Repeat, exactly as written, all of the entries, but not their pictures.

Input data below:

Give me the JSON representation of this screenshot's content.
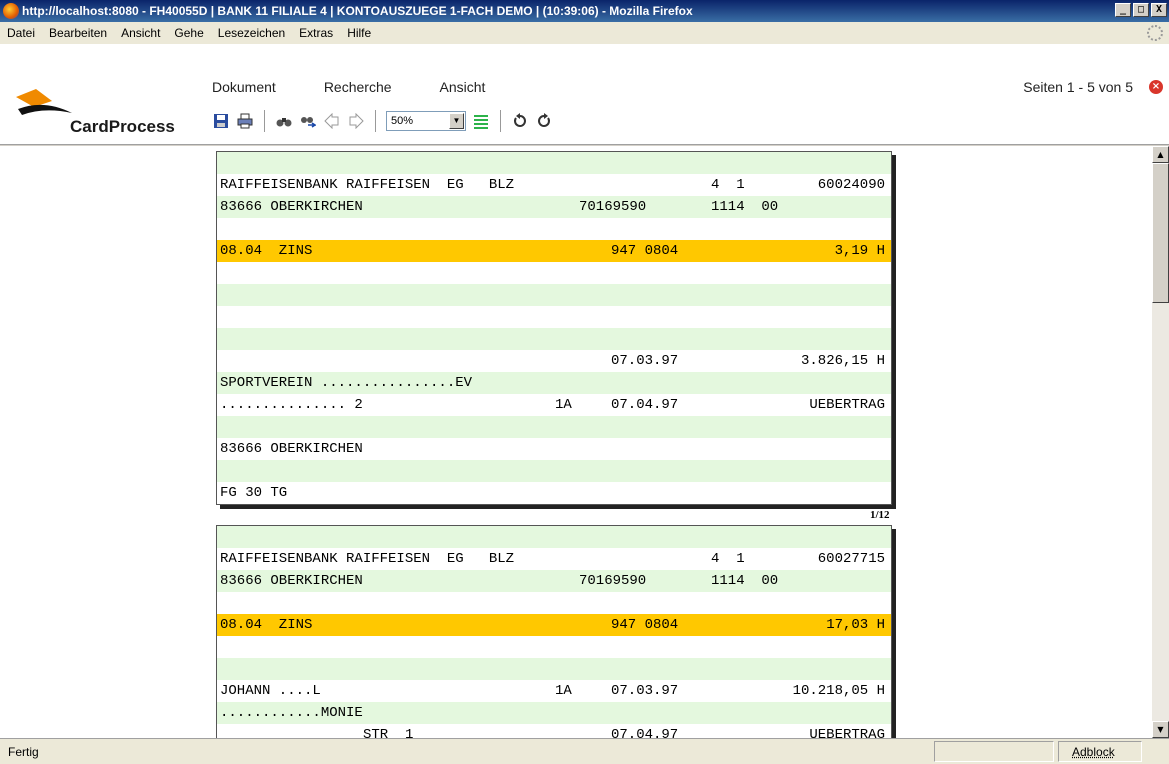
{
  "window": {
    "title": "http://localhost:8080 - FH40055D | BANK 11 FILIALE 4 | KONTOAUSZUEGE 1-FACH DEMO | (10:39:06) - Mozilla Firefox",
    "buttons": [
      "_",
      "□",
      "X"
    ]
  },
  "menu": [
    "Datei",
    "Bearbeiten",
    "Ansicht",
    "Gehe",
    "Lesezeichen",
    "Extras",
    "Hilfe"
  ],
  "app": {
    "brand": "CardProcess",
    "menu": [
      "Dokument",
      "Recherche",
      "Ansicht"
    ],
    "pages": "Seiten 1 - 5 von 5",
    "zoom": "50%",
    "toolbar_icons": [
      "save-icon",
      "print-icon",
      "find-icon",
      "find-next-icon",
      "prev-page-icon",
      "next-page-icon",
      "zoom-select",
      "fit-icon",
      "rotate-left-icon",
      "rotate-right-icon"
    ]
  },
  "documents": [
    {
      "page_label": "1/12",
      "rows": [
        {
          "bg": "g",
          "cells": []
        },
        {
          "bg": "w",
          "cells": [
            "RAIFFEISENBANK RAIFFEISEN  EG   BLZ",
            "4  1",
            "60024090"
          ]
        },
        {
          "bg": "g",
          "cells": [
            "83666 OBERKIRCHEN",
            "70169590",
            "1114  00"
          ]
        },
        {
          "bg": "w",
          "cells": []
        },
        {
          "bg": "y",
          "cells": [
            "08.04  ZINS",
            "947 0804",
            "3,19 H"
          ]
        },
        {
          "bg": "w",
          "cells": []
        },
        {
          "bg": "g",
          "cells": []
        },
        {
          "bg": "w",
          "cells": []
        },
        {
          "bg": "g",
          "cells": []
        },
        {
          "bg": "w",
          "cells": [
            "",
            "07.03.97",
            "3.826,15 H"
          ]
        },
        {
          "bg": "g",
          "cells": [
            "SPORTVEREIN ................EV"
          ]
        },
        {
          "bg": "w",
          "cells": [
            "............... 2",
            "1A",
            "07.04.97",
            "UEBERTRAG"
          ]
        },
        {
          "bg": "g",
          "cells": []
        },
        {
          "bg": "w",
          "cells": [
            "83666 OBERKIRCHEN"
          ]
        },
        {
          "bg": "g",
          "cells": []
        },
        {
          "bg": "w",
          "cells": [
            "FG 30 TG"
          ]
        }
      ]
    },
    {
      "page_label": "",
      "rows": [
        {
          "bg": "g",
          "cells": []
        },
        {
          "bg": "w",
          "cells": [
            "RAIFFEISENBANK RAIFFEISEN  EG   BLZ",
            "4  1",
            "60027715"
          ]
        },
        {
          "bg": "g",
          "cells": [
            "83666 OBERKIRCHEN",
            "70169590",
            "1114  00"
          ]
        },
        {
          "bg": "w",
          "cells": []
        },
        {
          "bg": "y",
          "cells": [
            "08.04  ZINS",
            "947 0804",
            "17,03 H"
          ]
        },
        {
          "bg": "w",
          "cells": []
        },
        {
          "bg": "g",
          "cells": []
        },
        {
          "bg": "w",
          "cells": [
            "JOHANN ....L",
            "1A",
            "07.03.97",
            "10.218,05 H"
          ]
        },
        {
          "bg": "g",
          "cells": [
            "............MONIE"
          ]
        },
        {
          "bg": "w",
          "cells": [
            "STR  1",
            "07.04.97",
            "UEBERTRAG"
          ]
        }
      ]
    }
  ],
  "status": {
    "text": "Fertig",
    "adblock": "Adblock"
  }
}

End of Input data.

Solution:
Give me the JSON representation of this screenshot's content.
{
  "window": {
    "title": "http://localhost:8080 - FH40055D | BANK 11 FILIALE 4 | KONTOAUSZUEGE 1-FACH DEMO | (10:39:06) - Mozilla Firefox",
    "buttons": [
      "_",
      "□",
      "X"
    ]
  },
  "menu": [
    "Datei",
    "Bearbeiten",
    "Ansicht",
    "Gehe",
    "Lesezeichen",
    "Extras",
    "Hilfe"
  ],
  "app": {
    "brand": "CardProcess",
    "menu": [
      "Dokument",
      "Recherche",
      "Ansicht"
    ],
    "pages": "Seiten 1 - 5 von 5",
    "zoom": "50%",
    "toolbar_icons": [
      "save-icon",
      "print-icon",
      "find-icon",
      "find-next-icon",
      "prev-page-icon",
      "next-page-icon",
      "zoom-select",
      "fit-icon",
      "rotate-left-icon",
      "rotate-right-icon"
    ]
  },
  "documents": [
    {
      "page_label": "1/12",
      "rows": [
        {
          "bg": "g",
          "cells": []
        },
        {
          "bg": "w",
          "cells": [
            "RAIFFEISENBANK RAIFFEISEN  EG   BLZ",
            "4  1",
            "60024090"
          ]
        },
        {
          "bg": "g",
          "cells": [
            "83666 OBERKIRCHEN",
            "70169590",
            "1114  00"
          ]
        },
        {
          "bg": "w",
          "cells": []
        },
        {
          "bg": "y",
          "cells": [
            "08.04  ZINS",
            "947 0804",
            "3,19 H"
          ]
        },
        {
          "bg": "w",
          "cells": []
        },
        {
          "bg": "g",
          "cells": []
        },
        {
          "bg": "w",
          "cells": []
        },
        {
          "bg": "g",
          "cells": []
        },
        {
          "bg": "w",
          "cells": [
            "",
            "07.03.97",
            "3.826,15 H"
          ]
        },
        {
          "bg": "g",
          "cells": [
            "SPORTVEREIN ................EV"
          ]
        },
        {
          "bg": "w",
          "cells": [
            "............... 2",
            "1A",
            "07.04.97",
            "UEBERTRAG"
          ]
        },
        {
          "bg": "g",
          "cells": []
        },
        {
          "bg": "w",
          "cells": [
            "83666 OBERKIRCHEN"
          ]
        },
        {
          "bg": "g",
          "cells": []
        },
        {
          "bg": "w",
          "cells": [
            "FG 30 TG"
          ]
        }
      ]
    },
    {
      "page_label": "",
      "rows": [
        {
          "bg": "g",
          "cells": []
        },
        {
          "bg": "w",
          "cells": [
            "RAIFFEISENBANK RAIFFEISEN  EG   BLZ",
            "4  1",
            "60027715"
          ]
        },
        {
          "bg": "g",
          "cells": [
            "83666 OBERKIRCHEN",
            "70169590",
            "1114  00"
          ]
        },
        {
          "bg": "w",
          "cells": []
        },
        {
          "bg": "y",
          "cells": [
            "08.04  ZINS",
            "947 0804",
            "17,03 H"
          ]
        },
        {
          "bg": "w",
          "cells": []
        },
        {
          "bg": "g",
          "cells": []
        },
        {
          "bg": "w",
          "cells": [
            "JOHANN ....L",
            "1A",
            "07.03.97",
            "10.218,05 H"
          ]
        },
        {
          "bg": "g",
          "cells": [
            "............MONIE"
          ]
        },
        {
          "bg": "w",
          "cells": [
            "STR  1",
            "07.04.97",
            "UEBERTRAG"
          ]
        }
      ]
    }
  ],
  "status": {
    "text": "Fertig",
    "adblock": "Adblock"
  }
}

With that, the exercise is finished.